For example, ADHD is usually diagnosed when an individual is a child or adolescent while reactive attachment disorder is usually diagnosed when an individual is an adult. . Also, ADHD and reactive attachment disorder are typically diagnosed when the person is having difficulties in a number of different areas, including:
- Special education classes
- School, Work or career (including performance)
- Family life
However, recent findings suggest that there is a massive correlation between the parent who has bipolar disorder and their child developing reactive attachment disorder.
Bipolar disorder is a mental health disorder that causes dramatic mood swings from high highs to low lows.
The person’s moods may change rapidly and unpredictably. The highs can be so high that the person feels on top of the world, has lots of energy and creativity, and often makes grand plans for the future. These periods are called manic episodes or mania. The lows are periods when the person feels sad, hopeless, and lethargic.
The severity of bipolar disorder varies from person to person.

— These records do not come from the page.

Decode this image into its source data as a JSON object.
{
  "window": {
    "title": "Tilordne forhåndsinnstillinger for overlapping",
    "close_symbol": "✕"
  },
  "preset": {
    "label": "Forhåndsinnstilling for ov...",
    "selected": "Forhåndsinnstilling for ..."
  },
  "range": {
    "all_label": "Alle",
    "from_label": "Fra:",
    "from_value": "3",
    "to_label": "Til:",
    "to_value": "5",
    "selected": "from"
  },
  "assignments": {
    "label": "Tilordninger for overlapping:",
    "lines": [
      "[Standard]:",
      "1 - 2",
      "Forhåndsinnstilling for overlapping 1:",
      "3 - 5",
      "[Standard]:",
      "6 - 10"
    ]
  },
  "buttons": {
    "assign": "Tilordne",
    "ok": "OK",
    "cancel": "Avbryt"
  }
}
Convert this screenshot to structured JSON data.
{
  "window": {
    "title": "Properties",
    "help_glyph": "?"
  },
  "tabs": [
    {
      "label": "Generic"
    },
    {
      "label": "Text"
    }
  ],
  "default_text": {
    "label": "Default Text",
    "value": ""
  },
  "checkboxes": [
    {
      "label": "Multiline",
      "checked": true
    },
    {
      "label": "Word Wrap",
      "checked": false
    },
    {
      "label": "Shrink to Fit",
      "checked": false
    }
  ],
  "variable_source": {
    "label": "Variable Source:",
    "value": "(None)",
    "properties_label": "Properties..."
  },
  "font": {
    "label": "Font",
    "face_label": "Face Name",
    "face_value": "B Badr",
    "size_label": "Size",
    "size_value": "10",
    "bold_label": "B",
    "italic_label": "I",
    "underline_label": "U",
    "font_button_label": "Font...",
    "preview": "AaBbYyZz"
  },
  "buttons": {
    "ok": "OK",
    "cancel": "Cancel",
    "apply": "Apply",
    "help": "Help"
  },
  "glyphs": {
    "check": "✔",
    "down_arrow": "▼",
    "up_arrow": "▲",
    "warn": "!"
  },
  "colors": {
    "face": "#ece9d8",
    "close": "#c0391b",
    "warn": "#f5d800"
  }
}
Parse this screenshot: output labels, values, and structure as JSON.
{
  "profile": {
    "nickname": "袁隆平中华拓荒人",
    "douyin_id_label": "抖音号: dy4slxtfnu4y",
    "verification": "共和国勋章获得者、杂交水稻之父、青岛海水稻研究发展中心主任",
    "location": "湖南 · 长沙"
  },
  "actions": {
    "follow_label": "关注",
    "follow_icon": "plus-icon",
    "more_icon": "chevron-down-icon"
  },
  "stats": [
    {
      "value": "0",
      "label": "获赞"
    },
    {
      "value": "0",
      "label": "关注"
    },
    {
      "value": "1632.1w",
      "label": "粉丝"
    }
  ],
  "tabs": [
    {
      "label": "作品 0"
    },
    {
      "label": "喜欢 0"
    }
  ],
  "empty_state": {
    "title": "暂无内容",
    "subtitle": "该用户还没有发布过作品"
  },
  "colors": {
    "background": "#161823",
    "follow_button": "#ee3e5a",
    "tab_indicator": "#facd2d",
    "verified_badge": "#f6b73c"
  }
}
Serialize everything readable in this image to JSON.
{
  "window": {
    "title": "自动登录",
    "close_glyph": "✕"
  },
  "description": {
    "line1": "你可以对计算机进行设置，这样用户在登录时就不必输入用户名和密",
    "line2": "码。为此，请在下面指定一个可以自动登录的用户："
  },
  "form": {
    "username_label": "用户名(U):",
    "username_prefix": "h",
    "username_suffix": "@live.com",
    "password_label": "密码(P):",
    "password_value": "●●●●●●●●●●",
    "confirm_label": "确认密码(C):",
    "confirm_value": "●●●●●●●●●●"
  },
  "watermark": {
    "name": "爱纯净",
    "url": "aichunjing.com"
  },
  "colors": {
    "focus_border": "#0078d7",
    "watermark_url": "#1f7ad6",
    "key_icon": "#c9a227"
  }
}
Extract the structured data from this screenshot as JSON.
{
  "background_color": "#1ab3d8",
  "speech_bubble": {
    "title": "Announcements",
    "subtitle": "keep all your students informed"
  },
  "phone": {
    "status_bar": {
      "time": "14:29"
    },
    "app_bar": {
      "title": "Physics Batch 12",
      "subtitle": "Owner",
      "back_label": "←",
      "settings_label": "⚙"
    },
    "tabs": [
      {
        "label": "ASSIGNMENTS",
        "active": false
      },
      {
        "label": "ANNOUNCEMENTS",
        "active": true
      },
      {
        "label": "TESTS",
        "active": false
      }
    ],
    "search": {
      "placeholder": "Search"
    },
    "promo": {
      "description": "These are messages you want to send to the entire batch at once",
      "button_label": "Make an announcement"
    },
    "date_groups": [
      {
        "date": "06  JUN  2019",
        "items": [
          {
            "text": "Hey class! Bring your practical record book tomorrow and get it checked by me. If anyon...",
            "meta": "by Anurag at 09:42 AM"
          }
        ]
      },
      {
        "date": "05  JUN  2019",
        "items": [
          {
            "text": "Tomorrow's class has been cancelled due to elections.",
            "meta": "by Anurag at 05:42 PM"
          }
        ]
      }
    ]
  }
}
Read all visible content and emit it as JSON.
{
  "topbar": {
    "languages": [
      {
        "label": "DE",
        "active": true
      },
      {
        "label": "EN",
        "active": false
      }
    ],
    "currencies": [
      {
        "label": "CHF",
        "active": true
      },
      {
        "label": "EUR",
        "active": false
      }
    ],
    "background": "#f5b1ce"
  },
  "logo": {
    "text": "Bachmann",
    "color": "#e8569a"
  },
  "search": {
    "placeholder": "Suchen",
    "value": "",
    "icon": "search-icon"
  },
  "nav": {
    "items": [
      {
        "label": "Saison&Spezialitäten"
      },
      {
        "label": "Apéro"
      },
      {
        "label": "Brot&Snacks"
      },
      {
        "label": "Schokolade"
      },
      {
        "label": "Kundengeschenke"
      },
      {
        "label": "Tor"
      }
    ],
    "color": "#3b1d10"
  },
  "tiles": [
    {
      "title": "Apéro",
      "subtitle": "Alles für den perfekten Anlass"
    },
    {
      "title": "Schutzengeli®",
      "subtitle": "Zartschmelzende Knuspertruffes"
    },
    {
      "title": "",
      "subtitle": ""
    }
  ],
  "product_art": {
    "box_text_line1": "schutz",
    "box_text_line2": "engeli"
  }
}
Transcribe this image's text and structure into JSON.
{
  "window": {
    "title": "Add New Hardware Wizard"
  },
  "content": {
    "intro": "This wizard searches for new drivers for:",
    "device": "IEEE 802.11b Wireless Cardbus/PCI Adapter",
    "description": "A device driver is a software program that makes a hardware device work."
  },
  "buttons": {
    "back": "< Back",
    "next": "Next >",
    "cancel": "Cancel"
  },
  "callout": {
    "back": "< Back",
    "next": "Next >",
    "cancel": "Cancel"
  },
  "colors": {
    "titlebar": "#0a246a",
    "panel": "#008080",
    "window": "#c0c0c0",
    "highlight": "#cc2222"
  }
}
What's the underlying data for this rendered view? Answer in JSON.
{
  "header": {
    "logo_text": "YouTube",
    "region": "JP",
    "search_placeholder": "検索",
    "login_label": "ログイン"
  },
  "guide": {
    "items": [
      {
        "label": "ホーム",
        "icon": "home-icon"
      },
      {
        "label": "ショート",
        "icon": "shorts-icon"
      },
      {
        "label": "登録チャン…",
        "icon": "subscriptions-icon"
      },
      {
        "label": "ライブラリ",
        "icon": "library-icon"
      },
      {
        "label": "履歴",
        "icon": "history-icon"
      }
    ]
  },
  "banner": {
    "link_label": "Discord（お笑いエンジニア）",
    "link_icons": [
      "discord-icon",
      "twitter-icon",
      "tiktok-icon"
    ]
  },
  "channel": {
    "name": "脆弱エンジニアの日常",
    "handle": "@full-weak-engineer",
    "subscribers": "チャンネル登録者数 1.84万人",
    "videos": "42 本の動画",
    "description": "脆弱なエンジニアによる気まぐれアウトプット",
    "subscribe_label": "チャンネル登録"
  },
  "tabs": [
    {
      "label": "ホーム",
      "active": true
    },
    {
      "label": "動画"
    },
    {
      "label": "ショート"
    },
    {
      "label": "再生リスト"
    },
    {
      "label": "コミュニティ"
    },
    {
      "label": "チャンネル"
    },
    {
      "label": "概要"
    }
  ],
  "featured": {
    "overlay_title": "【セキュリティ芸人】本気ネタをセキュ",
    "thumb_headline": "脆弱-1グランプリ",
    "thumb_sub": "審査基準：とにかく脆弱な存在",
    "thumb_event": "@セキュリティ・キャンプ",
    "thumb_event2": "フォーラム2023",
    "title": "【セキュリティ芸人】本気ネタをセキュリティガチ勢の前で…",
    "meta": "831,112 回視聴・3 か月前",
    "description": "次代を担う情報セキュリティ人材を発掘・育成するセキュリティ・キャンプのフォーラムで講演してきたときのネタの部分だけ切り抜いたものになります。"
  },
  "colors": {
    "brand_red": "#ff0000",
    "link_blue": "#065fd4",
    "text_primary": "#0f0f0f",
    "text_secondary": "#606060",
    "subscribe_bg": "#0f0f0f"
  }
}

Some people have very mild symptoms while others have more serious symptoms that interfere with their ability to work or form relationships with others.
Reactive attachment disorder, on the other hand, is a mental disorder that is characterized by the absence of a consistent and healthy emotional connection with others.
It can be caused by neglect, emotional abuse, or physical abuse. It often stems from an inability to form attachments in childhood.
There are three types of reactive attachment disorder:
1) Reactive attachment disorder due to parental neglect or lack of care
2) Reactive attachment disorder due to emotional abuse
3) Reactive attachment disorder due to physical abuse
What is the Correlation?
Some people think that those with bipolar disorder may be more likely to have reactive attachment disorder because the symptoms are similar. Others think that people with reactive attachment disorder may be more likely to develop the bipolar disorder later on in their lives, because of their inability to form healthy relationships and the stress it causes on their mental state.
There is one pattern that seems to be for certain, however, and it is that parents who suffer from alcohol addiction or bipolar disorder are more likely to be detached from their children and cause them to develop a reactive attachment disorder. Why is this the case? Experts speculate that there could be many reasons, such as alcohol use causing a lack of care from the mother or difficulty with communication due to manic depression. The most common indirect effect on children is that they may be exposed to domestic violence.
Children might also experience household neglect or abuse and homelessness if their parents are not available for them. All of these situations can lead to reactive attachment disorder, which is characterized by a lack of trust in caregivers and difficulty forming relationships. Adults who have been exposed to neglect or abuse as children may not be able to make connections between their uncomfortable feelings, thoughts, and behaviors, causing them to often have difficulty in social situations. This can lead to isolation and other symptoms as well. The most common direct effect is that children may have the inconsistency of care shown by their parents, who are often unable to make decisions or set aside time for them.
The lack of consistency can cause stress and other detrimental effects on a child’s development.[ which? ] A recent study has found that Japanese children’s lives are impacted more by indirect effects than direct ones. In Japan, there is a lack of social support, meaning that children may lose their sense of self-worth and become socially isolated. This can lead to anxiety and depression, which are also common in Japan. The effects of indirect effects on children’s development may take as long as 20 years to manifest themselves.